“Mimesis” : Mode of Critical Literary Theory

Mimesis has almost the same meaning as mime but the concept of imitation in this case has wider connotations.

Originally, Greek artists were the first to establish mimesis (imitation of nature) as a guiding principle for art, even as Greek philosophers debated the intellectual value of this approach.
The repeated depiction of the nude human figure in Greek art reflects Greek humanism—a belief that 'Man is the measure of all things,' in the words of Greek philosopher Protagoras. Architecture is another Greek legacy that the West has inherited, as Greece established many of the structural elements, decorative motifs, and building types still used in architecture today. Aristotle in poetics, states that tragedy is an imitation of an action, but the uses the term comprehensively to refer to the construction of a play and what is put into it. We should use mimesis to mean representation, which relates to verisimilitude. The outstanding work in this topic is Eric Auerbach’s Mimesis (1957).
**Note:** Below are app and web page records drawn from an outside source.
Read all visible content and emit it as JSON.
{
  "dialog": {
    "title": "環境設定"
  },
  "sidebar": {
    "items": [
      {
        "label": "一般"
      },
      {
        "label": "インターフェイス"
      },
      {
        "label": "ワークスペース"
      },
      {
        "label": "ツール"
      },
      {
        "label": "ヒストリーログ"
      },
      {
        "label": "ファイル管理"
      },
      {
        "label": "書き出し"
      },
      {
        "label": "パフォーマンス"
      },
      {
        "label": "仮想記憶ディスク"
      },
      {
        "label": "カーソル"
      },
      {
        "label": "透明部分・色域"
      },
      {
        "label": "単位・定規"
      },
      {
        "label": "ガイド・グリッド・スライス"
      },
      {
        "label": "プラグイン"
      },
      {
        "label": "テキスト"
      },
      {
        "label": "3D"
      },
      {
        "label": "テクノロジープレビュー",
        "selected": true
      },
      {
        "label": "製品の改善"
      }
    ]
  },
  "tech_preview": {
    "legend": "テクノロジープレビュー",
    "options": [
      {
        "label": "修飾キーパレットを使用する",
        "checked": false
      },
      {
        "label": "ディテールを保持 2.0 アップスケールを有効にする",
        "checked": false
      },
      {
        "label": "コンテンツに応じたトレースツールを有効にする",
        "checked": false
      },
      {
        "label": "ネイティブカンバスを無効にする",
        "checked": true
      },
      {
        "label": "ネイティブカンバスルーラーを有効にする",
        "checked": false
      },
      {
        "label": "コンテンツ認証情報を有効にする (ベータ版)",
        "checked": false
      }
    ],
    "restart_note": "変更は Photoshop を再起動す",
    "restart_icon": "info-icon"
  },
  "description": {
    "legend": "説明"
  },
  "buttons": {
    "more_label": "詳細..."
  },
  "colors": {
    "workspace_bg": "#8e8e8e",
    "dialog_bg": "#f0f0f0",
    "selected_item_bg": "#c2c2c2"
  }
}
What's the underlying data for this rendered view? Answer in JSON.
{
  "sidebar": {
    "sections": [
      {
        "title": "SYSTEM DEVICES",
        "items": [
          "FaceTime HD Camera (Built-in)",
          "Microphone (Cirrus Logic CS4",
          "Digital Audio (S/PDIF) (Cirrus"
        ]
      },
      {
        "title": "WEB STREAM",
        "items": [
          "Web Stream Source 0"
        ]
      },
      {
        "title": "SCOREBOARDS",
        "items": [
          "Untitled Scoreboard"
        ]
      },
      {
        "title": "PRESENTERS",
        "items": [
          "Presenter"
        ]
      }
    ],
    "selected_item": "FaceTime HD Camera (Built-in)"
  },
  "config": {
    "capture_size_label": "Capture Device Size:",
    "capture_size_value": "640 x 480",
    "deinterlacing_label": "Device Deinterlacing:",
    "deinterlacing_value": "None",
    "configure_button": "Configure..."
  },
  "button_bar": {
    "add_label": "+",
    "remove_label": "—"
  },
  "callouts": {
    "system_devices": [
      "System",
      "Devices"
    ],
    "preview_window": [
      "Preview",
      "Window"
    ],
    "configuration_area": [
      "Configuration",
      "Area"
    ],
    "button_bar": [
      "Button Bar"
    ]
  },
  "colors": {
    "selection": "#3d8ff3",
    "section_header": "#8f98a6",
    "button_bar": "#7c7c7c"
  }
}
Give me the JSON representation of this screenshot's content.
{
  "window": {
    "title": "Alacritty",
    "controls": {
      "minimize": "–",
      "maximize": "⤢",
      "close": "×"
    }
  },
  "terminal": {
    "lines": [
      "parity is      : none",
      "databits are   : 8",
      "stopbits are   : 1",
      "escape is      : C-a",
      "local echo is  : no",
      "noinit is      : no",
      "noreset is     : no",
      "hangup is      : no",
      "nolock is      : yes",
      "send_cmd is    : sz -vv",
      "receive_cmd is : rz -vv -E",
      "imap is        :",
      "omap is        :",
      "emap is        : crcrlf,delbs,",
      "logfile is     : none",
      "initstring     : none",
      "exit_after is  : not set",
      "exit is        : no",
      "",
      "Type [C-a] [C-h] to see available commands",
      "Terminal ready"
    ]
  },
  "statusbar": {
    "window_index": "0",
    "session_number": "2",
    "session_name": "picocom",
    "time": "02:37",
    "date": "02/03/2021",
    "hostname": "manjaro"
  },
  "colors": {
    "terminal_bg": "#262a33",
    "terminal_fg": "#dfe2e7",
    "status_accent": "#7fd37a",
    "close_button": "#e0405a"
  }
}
As a literary genre, the term signifies the attempt by one writer to rework the structure and theme of an earlier writer’s work recast a contemporary mood. The form is most prominent in verse, and the most notable examples date from the late Renaissance period, culminating in the wok of the Restoration and Augustan poets, who frequently wrote imitations of the famous classical poets, Juvenal and Horace being the most cultivated. By this means satire could be updated for instance but the framework of similarities to an age long past could be invoked for special effect. The from is distinct from a translation and allows considerably more poetic license. The Latin original (imitation) and its Greekcounterpart (mimesis) have a stricter intellectual connotation, referring to the whole of the representation of reality through the written word.

Literary theory during and after the romantic period regarded imitation is sense as a somewhat inferior practice, derivative lacking in originality. Prior to that and for many centuries it had been regarded as a wholly respectable practice. Aristotle advocated it, so did Cicero and Horace. The idea was that a writer should learn everything he could from the masters who were his predecessors. This point of view prevailed during the medieval and Renaissance periods and continued into the 17th century.  

Ref: 1. History of English Literature- Albert,      

     2. The Concise Cambridge History of English Literature

      3. Microsoft Students’ Encarta Eric Bentley